Categorise — Once the controls, control processes and activities were reviewed and evaluated against the automation evaluation criteria, they were categorised by automation “themes.” The project team tagged each control/ activity to one of four automation categories based on commonalities among the control/activity population: account reconciliation automation, automation of calculation, automation of user access review and/or provisioning access, or automation of approvals.

Prioritise — Finally, each control/activity was ranked high, medium or low priority for automation, and the ranking was confirmed with the business process owners. The assigned ranking was then used to develop an automation road map, outlining the controls/activities with which to move forward during the automation pilot.

A Clear and Methodical Process Focused on Value Delivery

Each phase included a deliberate and methodical evaluation that prioritised the RPA candidates based on their investment return value, avoiding the temptation to automate anything that could be automated. For example, in the evaluation phase, the activity’s frequency, the volume of transactions associated with a process, the availability and accessibility of the data, and other characteristics of the activity were all carefully considered and an aggregated score was assigned reflecting the value potential of the automation.

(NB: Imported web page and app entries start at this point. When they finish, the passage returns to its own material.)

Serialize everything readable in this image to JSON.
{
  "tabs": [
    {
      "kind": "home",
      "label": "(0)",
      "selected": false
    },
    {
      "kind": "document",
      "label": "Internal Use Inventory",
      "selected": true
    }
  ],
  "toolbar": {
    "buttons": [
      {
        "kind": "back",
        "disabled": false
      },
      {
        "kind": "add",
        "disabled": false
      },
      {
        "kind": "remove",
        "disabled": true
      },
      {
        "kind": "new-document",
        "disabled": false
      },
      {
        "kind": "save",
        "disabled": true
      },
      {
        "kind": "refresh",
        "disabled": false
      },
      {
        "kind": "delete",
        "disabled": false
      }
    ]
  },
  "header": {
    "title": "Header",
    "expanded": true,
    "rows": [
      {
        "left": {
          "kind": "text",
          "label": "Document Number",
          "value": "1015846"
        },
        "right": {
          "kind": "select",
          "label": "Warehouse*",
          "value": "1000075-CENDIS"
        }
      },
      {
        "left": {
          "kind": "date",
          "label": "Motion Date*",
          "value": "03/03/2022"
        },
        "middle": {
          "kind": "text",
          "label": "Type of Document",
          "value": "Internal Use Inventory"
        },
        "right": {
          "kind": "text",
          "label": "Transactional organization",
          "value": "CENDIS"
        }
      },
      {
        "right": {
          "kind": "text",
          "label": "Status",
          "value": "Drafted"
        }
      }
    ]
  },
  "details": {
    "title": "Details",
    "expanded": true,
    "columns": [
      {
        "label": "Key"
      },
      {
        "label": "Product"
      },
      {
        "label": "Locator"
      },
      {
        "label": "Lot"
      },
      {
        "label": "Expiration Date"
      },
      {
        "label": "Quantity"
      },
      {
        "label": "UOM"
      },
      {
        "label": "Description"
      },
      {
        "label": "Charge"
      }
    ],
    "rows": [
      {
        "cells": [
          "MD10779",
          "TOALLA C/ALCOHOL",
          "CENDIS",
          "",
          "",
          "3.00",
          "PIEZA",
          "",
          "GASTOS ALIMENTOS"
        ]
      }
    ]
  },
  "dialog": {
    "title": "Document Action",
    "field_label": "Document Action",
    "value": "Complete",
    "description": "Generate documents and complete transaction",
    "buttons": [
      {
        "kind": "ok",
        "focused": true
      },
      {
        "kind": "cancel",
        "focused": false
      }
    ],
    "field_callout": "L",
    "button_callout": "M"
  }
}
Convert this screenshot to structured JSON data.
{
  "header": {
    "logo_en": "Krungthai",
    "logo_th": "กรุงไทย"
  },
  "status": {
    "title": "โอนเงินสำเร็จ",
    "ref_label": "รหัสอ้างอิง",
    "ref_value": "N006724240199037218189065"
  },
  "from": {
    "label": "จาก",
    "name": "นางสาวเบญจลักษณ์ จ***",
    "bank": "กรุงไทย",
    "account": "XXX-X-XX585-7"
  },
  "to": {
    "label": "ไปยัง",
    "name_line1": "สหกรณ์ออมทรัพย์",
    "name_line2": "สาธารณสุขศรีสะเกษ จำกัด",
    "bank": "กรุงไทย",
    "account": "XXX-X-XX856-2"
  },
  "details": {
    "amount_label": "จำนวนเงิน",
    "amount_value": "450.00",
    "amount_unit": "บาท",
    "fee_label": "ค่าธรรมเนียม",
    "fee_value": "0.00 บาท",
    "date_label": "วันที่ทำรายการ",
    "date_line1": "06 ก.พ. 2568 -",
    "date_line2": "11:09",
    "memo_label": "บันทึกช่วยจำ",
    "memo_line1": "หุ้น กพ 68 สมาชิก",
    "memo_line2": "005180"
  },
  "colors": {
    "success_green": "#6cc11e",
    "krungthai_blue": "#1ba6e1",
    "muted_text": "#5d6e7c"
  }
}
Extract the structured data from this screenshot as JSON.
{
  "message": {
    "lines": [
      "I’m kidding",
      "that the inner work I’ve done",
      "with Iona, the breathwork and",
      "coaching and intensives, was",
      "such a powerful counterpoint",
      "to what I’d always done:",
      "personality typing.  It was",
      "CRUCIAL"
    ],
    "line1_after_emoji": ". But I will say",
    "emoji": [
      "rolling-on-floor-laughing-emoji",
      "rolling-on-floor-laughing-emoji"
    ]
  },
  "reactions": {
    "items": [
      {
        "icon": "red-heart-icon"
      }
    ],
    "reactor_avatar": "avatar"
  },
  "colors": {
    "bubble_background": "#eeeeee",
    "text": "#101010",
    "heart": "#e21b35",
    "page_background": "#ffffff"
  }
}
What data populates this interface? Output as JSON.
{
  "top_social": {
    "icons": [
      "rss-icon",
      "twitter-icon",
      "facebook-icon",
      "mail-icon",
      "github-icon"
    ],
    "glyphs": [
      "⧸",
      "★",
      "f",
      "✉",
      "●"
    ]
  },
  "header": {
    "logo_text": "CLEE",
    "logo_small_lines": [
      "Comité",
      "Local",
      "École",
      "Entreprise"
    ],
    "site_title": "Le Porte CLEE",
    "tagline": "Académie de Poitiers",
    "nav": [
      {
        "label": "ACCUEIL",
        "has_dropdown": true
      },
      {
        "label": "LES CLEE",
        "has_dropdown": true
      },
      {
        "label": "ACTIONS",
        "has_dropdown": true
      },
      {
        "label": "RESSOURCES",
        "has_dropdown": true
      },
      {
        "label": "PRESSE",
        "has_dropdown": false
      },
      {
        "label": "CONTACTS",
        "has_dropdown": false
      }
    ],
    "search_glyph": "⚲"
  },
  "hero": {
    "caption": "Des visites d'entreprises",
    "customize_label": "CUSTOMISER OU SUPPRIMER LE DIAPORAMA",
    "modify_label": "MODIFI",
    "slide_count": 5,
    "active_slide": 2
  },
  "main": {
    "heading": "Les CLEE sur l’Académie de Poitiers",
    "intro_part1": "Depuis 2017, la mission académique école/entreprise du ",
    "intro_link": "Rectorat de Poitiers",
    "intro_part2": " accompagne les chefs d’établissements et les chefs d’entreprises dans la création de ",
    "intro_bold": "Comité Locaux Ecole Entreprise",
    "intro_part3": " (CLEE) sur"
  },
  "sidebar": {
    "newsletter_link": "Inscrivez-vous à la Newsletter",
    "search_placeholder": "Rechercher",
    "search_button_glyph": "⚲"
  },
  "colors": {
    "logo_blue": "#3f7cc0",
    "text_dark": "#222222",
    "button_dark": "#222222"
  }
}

Similarly, in the prioritisation phase, the ranking of candidates took into account not just time and cost savings, but also other aspects, such as the potential of the automated control to reduce errors. Ultimately, these considerations drove the company’s decision on which controls to automate. A high priority designation was reserved for the automation candidates with the most promising ROI, while those less suited for automation and lacking a robust or clear ROI potential were ranked medium or low. Also considered during this phase was how much effort it would take to script the bot for each control.

In the final count, Protiviti came up with a list of more than 100 control/ activity candidates for automation. Thanks to the thorough and methodical approach, the list made sense to management and created a solid business case for further investment. More important, the method helped avoid the “rush to implement” trap that many organisations fall into with new and emerging technologies.

The methodical approach assisted the organisation in further defining its RPA strategy and automation road map, allowing management to move forward with confidence in the type of return each automated activity could generate. The work was valuable not only in highlighting what should be automated, but also what shouldn’t be automated within the audit department, even though it’s possible. Organisations that take an honest, risk-informed and ROI-based approach to their automation investment are more likely to succeed in their RPA efforts than those that invest in automation driven by pressure to innovate but without a clear, outcomes-driven RPA strategy.